Problem requirements. Find the word "Arial" in the records and copy every line where it occurs.

(Records for this exercise Opens)

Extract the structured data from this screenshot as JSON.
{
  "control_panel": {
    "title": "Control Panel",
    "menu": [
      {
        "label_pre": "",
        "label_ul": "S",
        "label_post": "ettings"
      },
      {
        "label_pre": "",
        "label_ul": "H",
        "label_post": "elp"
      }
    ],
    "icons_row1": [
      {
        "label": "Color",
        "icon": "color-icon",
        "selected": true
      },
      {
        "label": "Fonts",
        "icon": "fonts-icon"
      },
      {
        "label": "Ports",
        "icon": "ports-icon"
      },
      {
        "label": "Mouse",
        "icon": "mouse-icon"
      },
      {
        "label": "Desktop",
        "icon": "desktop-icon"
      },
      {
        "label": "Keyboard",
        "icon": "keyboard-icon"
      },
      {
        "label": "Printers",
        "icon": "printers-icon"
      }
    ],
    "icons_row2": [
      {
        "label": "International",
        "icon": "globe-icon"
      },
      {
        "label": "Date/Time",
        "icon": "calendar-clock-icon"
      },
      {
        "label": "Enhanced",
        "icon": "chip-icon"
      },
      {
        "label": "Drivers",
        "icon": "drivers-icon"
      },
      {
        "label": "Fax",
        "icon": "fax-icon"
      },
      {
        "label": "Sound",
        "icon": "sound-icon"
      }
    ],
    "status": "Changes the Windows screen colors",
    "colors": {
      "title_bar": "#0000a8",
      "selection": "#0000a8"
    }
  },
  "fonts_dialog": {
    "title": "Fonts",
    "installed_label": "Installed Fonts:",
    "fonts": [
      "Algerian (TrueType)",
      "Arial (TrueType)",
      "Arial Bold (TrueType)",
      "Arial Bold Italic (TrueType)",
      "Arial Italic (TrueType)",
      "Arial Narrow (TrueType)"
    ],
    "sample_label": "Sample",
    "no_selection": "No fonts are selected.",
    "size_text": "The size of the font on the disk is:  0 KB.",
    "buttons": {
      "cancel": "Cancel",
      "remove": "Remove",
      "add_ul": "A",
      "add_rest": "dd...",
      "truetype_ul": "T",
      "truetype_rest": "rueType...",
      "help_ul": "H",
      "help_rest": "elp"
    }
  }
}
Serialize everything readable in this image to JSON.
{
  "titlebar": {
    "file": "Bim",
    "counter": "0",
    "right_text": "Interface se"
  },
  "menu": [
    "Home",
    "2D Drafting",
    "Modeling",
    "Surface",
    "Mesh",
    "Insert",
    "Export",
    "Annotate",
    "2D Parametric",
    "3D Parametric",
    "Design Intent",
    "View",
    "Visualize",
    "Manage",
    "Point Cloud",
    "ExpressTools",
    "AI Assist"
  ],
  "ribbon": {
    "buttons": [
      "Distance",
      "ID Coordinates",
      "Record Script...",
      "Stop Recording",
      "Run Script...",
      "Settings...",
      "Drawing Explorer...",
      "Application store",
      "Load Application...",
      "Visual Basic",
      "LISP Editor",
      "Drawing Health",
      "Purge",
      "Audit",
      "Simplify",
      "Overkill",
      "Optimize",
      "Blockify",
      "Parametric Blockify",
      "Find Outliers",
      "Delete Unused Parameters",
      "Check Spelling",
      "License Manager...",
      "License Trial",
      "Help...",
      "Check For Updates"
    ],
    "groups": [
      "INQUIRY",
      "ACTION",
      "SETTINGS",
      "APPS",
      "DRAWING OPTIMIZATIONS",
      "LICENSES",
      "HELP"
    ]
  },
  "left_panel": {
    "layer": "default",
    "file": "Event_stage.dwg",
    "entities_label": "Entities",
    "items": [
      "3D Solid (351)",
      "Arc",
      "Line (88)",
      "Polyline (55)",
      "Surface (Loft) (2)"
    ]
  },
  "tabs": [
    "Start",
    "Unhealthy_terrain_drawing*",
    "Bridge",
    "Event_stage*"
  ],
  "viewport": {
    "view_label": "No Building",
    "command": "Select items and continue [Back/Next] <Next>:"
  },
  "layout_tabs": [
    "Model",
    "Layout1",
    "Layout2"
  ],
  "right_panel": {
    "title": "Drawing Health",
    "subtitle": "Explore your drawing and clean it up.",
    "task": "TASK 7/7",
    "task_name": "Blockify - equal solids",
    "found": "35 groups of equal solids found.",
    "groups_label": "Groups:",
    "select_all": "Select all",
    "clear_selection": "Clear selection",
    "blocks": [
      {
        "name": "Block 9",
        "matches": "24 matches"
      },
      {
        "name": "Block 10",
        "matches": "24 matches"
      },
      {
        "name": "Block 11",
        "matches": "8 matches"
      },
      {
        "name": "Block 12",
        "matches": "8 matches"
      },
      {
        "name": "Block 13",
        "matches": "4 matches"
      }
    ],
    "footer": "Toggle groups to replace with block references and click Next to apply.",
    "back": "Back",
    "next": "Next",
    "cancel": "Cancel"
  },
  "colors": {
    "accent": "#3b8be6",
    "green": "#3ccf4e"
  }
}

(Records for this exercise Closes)

Response to this task.
      "Arial (TrueType)",
      "Arial Bold (TrueType)",
      "Arial Bold Italic (TrueType)",
      "Arial Italic (TrueType)",
      "Arial Narrow (TrueType)"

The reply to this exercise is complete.